Hong Kong might be a lovely place to visit in person, but computer users should think twice before stopping there online.
More than 19% of websites in Hong Kong's Internet domain, .hk, pose some kind of security threat, according to a study released Tuesday by anti-virus firm McAfee Inc.
Using its free SiteAdvisor service, which rates millions of sites green, yellow or red for safety, McAfee looked at the overall risk for Web surfing in the top-level domains assigned to countries and in such generic domains as .com, .net and .edu.
Hong Kong sites zoomed from a collective ranking of 28th most risky in a similar analysis last year to No. 1 this year out of 74 top-level domains scrutinized, based on the percentage rated yellow or red.
China came in second, with nearly 12% of sites ending in .cn judged risky for behavior ranging from barraging registered visitors with unwanted e-mail to attempting to plant keystroke-loggers that steal financial information. A year ago, China was 12th.
McAfee said the most logical explanation was not that Hong Kong had suddenly become more crooked. Instead, the Santa Clara, Calif.-based company pointed to changes in the rules for registering domain names for individual sites.
Bonnie Chun, an official with the registrar for .hk, was quoted in the report acknowledging that her office had made a number of changes that were popular with so-called phishers, who send e-mail purporting to be from banks or other services in hopes that recipients disclose passwords and personal information.
Among the new features were the ability to register multiple sites at once and the ability to fill out multiple sections of the electronic forms simultaneously. Chun said the situation began improving after regulations were tightened last summer.
In China, the big allure may be price. Domain names can be had for as little as 15 cents at wholesale, the report said.
The next-most-dangerous country domains were the Philippines' .ph, Romania's .ro and Russia's .ru. Finland's .fi was the safest, followed by Japan's .jp and Norway's .no.
The overall proportion of risky sites worldwide remained the same as last year, at 4.1%. And the worst of the worst -- sites that use security holes in Web browsers and the like to push through spyware and other malicious programs -- still constituted less than one-tenth of 1% of the sites tested.

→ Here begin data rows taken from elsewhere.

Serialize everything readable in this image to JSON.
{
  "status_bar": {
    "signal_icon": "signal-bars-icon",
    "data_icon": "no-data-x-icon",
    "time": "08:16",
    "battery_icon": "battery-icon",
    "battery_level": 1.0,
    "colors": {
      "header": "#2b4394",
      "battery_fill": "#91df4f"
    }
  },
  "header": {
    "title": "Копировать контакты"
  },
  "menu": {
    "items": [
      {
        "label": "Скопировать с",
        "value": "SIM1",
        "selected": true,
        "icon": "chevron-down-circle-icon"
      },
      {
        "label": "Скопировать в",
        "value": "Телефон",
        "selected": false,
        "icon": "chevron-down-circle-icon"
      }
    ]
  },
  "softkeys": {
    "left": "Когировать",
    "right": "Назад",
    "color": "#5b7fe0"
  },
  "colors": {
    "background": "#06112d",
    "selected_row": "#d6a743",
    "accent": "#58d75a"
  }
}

Among the generic top-level domains, .info was the riskiest and .gov the safest, McAfee found.